Through their intimate physical interactions we recognise the falsities of self-betterment, the dangers, the complexities and the competitions in our relationships with ourselves and with others.
The most uncomfortable and painful moment came late on in the hour-long show when the actors seemed to have stripped away all layers of behaviour and talked very simply to the audience saying “Look – now we are being really real. This is not acting.
“We’re talking to you from ourselves and we want you to know who we are.”
Oh – how hard that was! Because we had by then been conditioned to recognise the layers of self-deception that everyone one relies on for survival.
We couldn’t accept what may well have been the truth. How did the actors bring us to this questioning? I really don’t know, but there were contributing repetitions of actions marking the progress of the evening.
A kind of ironic pat-a-cake exchange, an approach of two mouths that exchanged breath and almost promised a meeting of minds until, near the end, the mouths actually met, suggested union, and immediately broke apart yet again into antagonistic separation.
There was the action of a mesmerizing building and re-building of solid, un-special blocks on the stage – representing perhaps the necessary boredom of our everyday existence or perhaps the constant imperfect rebuilding of our mental defences.
And there was an intermittent surround-scape of voices suggesting the presence of an audience who might at any moment tune into the performance of our lives.
The audience that we were last Friday night was left with a multiplicity of different reactions and much to talk about as we shared our opinions over a drink in the small theatre bar afterwards. My over-riding reaction was of gratitude to the Gable End for giving us the option of experiencing some out-of-the-ordinary theatre experiences.

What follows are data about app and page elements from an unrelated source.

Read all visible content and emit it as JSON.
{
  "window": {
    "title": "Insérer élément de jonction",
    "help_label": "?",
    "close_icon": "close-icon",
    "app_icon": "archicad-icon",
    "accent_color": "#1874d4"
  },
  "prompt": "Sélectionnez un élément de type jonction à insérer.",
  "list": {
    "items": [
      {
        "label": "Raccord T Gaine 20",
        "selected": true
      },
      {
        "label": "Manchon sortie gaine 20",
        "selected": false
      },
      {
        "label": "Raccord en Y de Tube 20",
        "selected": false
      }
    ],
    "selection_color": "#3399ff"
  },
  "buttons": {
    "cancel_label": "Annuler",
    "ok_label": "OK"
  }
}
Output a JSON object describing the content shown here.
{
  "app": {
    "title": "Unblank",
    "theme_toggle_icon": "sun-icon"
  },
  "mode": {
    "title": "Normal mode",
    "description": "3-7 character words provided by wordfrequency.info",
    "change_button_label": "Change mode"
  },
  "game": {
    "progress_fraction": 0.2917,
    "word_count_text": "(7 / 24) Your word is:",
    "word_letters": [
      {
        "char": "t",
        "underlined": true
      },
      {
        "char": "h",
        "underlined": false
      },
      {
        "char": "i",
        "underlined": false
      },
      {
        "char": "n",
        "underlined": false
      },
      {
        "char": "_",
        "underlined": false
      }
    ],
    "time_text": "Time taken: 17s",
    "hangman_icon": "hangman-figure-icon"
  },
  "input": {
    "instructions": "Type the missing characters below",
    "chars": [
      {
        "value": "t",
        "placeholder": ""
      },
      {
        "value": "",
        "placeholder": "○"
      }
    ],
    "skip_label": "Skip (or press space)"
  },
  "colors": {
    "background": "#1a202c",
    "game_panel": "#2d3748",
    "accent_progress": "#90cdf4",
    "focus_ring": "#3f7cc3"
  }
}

The theatre itself is very pretty, very charming, very welcoming and very unusual in the Orkney cultural landscape.
A Brief History of Evil Tour 2016 is supported by
The National Lottery through Creative Scotland
In association with Woodend Barn, The Touring Network, North East Arts Touring, and Dumfries and Galloway Arts Live